When Hardware Bypass is enabled on an inline pair, switch bypass is attempted first. If the bypass configuration fails due a switch error, physical bypass is enabled.
The FTD supports Hardware Bypass for interface pairs on specific network modules on the following models:
Firepower 4100 series
The supported Hardware Bypass network modules for these models include:
Firepower 6-port 1G SX FTW Network Module single-wide (FPR-NM-6X1SX-F)
Firepower 6-port 10G SR FTW Network Module single-wide (FPR-NM-6X10SR-F)
Firepower 6-port 10G LR FTW Network Module single-wide (FPR-NM-6X10LR-F)
Firepower 2-port 40G SR FTW Network Module single-wide (FPR-NM-2X40G-F)
Hardware Bypass can only use the following port pairs:
1 & 2
3 & 4
5 & 6
Jumbo Frame Support
The Firepower 4100/9300 chassis has support for jumbo frames enabled by default.
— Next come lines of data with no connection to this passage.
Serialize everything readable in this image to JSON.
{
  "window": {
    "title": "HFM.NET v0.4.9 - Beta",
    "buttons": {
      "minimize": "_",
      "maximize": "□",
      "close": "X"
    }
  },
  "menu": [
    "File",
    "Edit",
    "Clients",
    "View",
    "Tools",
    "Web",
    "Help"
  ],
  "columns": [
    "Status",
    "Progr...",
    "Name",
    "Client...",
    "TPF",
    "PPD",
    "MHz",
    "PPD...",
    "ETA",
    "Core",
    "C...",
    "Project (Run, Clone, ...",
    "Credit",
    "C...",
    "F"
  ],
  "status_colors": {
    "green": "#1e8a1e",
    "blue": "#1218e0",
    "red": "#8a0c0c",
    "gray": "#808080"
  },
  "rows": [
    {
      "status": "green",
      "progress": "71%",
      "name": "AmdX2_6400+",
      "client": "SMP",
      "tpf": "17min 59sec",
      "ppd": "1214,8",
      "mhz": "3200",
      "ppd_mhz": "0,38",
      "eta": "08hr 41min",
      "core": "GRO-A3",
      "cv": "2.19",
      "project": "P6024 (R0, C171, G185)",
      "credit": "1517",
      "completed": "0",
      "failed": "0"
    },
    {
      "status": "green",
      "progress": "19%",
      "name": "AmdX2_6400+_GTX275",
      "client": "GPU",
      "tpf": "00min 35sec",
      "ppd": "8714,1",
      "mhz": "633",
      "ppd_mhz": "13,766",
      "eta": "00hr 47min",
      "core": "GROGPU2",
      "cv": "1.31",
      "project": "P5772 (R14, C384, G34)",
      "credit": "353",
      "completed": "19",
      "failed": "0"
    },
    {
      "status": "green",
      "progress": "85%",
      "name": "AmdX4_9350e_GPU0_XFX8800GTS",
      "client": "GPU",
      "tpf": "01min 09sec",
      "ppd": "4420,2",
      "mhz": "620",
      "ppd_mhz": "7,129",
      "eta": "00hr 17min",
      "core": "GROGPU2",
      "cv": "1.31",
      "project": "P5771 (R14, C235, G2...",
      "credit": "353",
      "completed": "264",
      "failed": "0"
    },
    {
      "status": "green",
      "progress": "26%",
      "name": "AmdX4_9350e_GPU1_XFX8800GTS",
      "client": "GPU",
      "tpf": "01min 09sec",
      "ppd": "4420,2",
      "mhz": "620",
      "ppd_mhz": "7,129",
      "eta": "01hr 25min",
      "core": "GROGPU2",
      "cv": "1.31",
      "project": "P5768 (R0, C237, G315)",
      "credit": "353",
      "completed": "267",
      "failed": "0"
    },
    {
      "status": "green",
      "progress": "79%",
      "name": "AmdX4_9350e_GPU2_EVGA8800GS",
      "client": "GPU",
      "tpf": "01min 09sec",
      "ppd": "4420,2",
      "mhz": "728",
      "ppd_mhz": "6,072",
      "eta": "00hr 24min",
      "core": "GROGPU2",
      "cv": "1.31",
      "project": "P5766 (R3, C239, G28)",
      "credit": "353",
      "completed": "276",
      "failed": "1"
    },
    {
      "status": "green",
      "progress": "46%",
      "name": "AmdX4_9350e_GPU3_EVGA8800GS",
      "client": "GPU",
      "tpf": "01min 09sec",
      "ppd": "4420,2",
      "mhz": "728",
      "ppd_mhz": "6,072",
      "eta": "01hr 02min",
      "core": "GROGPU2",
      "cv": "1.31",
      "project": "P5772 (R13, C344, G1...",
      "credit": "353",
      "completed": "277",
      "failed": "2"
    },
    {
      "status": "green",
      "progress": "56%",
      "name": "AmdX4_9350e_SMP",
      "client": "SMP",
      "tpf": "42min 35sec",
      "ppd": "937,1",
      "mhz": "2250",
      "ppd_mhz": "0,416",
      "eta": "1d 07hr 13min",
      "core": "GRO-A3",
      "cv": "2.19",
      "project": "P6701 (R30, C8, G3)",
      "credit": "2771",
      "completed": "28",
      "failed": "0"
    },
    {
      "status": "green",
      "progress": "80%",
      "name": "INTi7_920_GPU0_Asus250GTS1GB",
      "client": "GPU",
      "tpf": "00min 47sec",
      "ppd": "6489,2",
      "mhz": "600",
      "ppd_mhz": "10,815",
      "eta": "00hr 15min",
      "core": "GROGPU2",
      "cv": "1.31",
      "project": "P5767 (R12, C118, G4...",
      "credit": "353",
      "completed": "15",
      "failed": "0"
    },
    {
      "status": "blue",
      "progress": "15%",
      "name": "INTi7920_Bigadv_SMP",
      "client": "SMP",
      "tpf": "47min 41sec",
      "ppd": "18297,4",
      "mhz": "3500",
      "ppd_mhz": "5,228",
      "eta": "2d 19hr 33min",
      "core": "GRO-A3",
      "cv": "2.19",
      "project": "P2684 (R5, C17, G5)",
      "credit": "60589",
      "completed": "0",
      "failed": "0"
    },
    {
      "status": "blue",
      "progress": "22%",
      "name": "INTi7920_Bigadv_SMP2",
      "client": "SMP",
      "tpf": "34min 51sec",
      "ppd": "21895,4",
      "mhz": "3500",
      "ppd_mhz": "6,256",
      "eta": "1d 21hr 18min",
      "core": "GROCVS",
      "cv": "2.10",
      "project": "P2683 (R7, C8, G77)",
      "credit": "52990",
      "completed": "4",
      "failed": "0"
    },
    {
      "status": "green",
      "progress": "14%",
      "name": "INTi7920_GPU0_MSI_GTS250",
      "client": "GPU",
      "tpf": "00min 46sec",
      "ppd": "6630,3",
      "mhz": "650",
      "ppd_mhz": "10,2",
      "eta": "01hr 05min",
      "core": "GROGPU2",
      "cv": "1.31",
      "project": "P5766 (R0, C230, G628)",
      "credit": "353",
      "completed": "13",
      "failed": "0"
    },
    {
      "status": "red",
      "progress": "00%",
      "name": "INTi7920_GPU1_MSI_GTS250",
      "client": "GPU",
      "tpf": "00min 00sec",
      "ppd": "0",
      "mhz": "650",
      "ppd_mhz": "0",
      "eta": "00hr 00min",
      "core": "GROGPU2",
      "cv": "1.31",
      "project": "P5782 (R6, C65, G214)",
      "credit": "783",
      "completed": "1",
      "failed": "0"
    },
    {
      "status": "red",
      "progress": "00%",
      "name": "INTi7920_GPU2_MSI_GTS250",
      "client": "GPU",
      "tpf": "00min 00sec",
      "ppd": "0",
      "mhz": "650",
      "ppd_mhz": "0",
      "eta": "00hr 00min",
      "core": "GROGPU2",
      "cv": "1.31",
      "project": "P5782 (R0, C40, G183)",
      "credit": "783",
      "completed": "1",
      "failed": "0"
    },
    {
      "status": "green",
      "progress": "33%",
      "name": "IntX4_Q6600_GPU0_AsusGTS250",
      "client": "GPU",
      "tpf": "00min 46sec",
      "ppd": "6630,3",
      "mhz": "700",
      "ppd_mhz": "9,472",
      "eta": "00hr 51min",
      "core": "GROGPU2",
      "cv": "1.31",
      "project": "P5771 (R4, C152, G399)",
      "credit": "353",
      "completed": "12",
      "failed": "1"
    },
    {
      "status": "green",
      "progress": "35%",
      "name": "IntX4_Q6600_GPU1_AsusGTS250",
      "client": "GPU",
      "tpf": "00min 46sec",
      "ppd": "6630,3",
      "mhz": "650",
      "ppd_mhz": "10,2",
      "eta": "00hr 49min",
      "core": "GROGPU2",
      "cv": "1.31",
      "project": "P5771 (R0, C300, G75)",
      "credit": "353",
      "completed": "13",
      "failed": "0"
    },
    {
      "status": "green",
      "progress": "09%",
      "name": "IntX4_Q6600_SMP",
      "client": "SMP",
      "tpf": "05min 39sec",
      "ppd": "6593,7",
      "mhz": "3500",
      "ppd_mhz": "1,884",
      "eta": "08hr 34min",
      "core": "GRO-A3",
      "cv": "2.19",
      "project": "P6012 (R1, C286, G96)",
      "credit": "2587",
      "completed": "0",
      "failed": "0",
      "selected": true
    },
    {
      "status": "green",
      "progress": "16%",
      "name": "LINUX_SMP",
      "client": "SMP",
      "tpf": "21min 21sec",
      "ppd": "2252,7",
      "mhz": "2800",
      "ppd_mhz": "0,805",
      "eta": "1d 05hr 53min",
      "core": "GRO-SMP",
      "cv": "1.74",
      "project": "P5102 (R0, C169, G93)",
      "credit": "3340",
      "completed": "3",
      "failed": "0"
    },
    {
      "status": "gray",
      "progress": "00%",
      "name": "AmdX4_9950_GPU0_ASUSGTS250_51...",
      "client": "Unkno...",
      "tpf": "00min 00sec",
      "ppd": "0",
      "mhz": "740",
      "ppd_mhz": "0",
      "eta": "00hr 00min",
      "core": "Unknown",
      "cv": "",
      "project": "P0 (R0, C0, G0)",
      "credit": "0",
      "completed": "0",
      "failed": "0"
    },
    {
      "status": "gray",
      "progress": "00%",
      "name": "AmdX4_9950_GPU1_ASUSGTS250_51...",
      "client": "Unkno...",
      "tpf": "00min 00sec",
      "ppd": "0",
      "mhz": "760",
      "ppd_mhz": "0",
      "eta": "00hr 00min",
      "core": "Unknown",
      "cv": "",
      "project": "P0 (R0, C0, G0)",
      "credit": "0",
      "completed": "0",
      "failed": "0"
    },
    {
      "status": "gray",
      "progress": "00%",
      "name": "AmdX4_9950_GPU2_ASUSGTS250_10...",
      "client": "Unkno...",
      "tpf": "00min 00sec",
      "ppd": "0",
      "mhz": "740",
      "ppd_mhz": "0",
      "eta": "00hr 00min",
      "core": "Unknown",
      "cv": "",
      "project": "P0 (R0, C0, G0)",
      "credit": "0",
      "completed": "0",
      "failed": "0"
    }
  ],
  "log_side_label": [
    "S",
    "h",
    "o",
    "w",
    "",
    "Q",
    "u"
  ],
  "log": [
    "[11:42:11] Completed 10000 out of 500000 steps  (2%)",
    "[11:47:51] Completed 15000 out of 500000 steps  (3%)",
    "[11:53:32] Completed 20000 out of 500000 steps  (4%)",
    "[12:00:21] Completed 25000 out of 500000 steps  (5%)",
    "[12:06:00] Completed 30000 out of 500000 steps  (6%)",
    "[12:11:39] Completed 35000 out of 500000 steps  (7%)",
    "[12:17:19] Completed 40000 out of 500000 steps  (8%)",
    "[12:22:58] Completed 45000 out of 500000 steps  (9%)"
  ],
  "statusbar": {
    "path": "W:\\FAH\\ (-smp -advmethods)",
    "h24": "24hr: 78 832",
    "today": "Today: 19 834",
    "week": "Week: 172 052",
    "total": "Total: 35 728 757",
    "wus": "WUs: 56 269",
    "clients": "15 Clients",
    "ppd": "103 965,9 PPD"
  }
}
To enable jumbo frame support on a specific logical device installed on the Firepower 4100/9300 chassis, you will need to configure the appropriate MTU settings for the interfaces on the logical device.
The maximum MTU that is supported for the application on the Firepower 4100/9300 chassis is 9184.
Inline Set Link State Propagation for the Firepower Threat Defense
An inline set acts like a bump on the wire, and binds two interfaces together to slot into an existing network. This function allows the system to be installed in any network environment without the configuration of adjacent network devices. Inline interfaces receive all traffic unconditionally, but all traffic received on these interfaces is retransmitted out of an inline set unless explicitly dropped.
When you configure an inline set in the FTD application and enable link state propagation, the FTD sends inline set membership to the FXOS chassis. Link state propagation means that the chassis automatically brings down the second interface in the inline interface pair when one of the interfaces in an inline set goes down. When the downed interface comes back up, the second interface automatically comes back up, also. In other words, if the link state of one interface changes, the chassis senses the change and updates the link state of the other interface to match it. Note that the chassis requires up to 4 seconds to propagate link state changes. Link state propagation is especially useful in resilient network environments where routers are configured to reroute traffic automatically around network devices that are in a failure state.